Fanboy alert! Fanboy alert!

Oberon:

Ah, Dreamcast. You were ahead of your time.

RIP Dreamcast.
1998-2001

The Dreamcast came as a last-ditch attempt by Sega to reclaim the lead in the console market they had enjoyed with the Mega Drive/Genesis - the lead that was shattered by two failed machines, the 32X and the Saturn. Of course, we all know that they ultimately failed - today Sega are a software-only company, with a three-way battle now ensuing between Microsoft, Sony and Nintendo. (At least Sega didn't do an Atari and wither completely.)

But Sega certainly had a good stab at it with Dreamcast. Released in Japan in 1998, the rest of the world the year after, Sega's dream machine promised everything Saturn had, but backed these claims with actual results. Gameplay over the Internet? Enabled via a built-in 56k/33.6k modem, and upgradable to a Broadband adaptor later on. 3D graphics? Pretty much every game featured millions of polygons, all being rendered at incredible speed. 2D games, too, were available, and simply flew.

The Dreamcast launched with an impressive array of titles, many of which remain favourites - Sonic Adventure, the first proper Sonic game since the days of the Mega Drive, led the pack, whilst Namco's excellent conversion of Soul Calibur was unparelleled in the fighting world until its sequel arrived in 2003. The launch titles were soon bolstered by hundreds of first- and third-party releases, ensuring there was no drought of quality software - much of this playable over the 'net.

Certainly the Dreamcast has disadvantages. The lack of DVD support was definately a factor in its demolition by Sony's PS2 - many bought one simply to watch movies on. The VMU - that's Visual Memory Unit - was an interesting feature, but was essentially a gimmick that was underused and only added cost. The Dreamcast today has a habit of developing irritating problems, from resistors in the controller ports blowing to the console resetting itself randomly (the latter being fixable - see the guide here.)

But with the console having been lovingly supported by Sega over its short lifetime, there is no drought of consoles or games on the second-hand market. The games themselves come on GD-ROMs - Gigabyte discs - and are the same size as CDs, coming in similar packaging to an audio CD (in the US and Japan), or a PlayStation game (Europe). Many titles that you might have seen on other consoles originally were released on the DC - Virtua Tennis, Crazy Taxi, Sonic Adventure 1 & 2, for example - and others were ports from other machines, such as Unreal Tournament and Quake III Arena.

Four controller ports means party games are fun and easy to set up, and there are plenty of eligable titles here too. Even Chu Chu Rocket!, a game that was free in the UK to online players, proves good for a quick blast when you've friends around, whilst one-on-one matchups in Soul Calibur remain compulisive.

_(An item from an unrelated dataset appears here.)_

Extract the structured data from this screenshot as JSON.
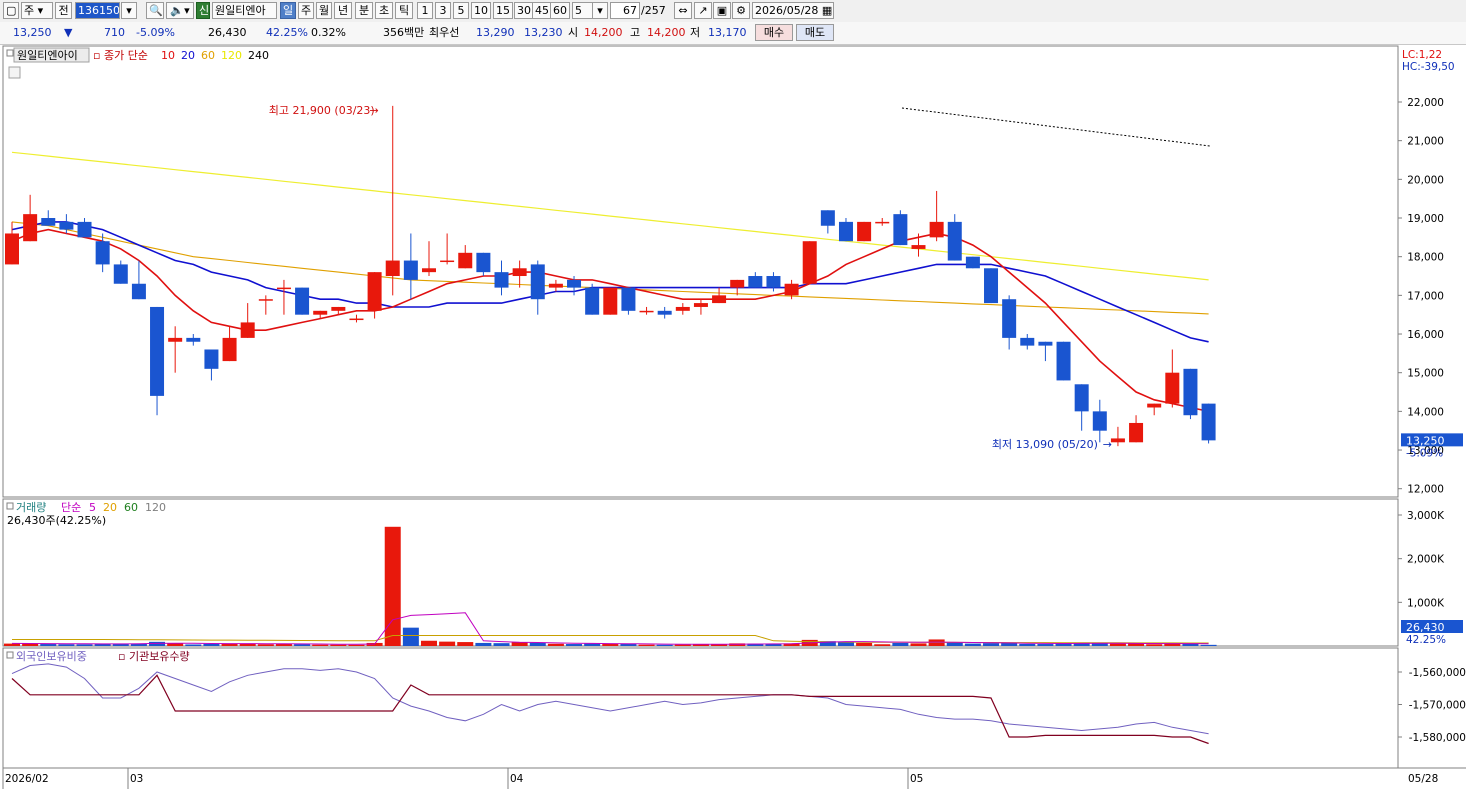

A used Dreamcast can be had for £19.99 these days in the UK. Give one a home and see what you missed a few years ago. The Dreamcast earns itself an excellent 9/10.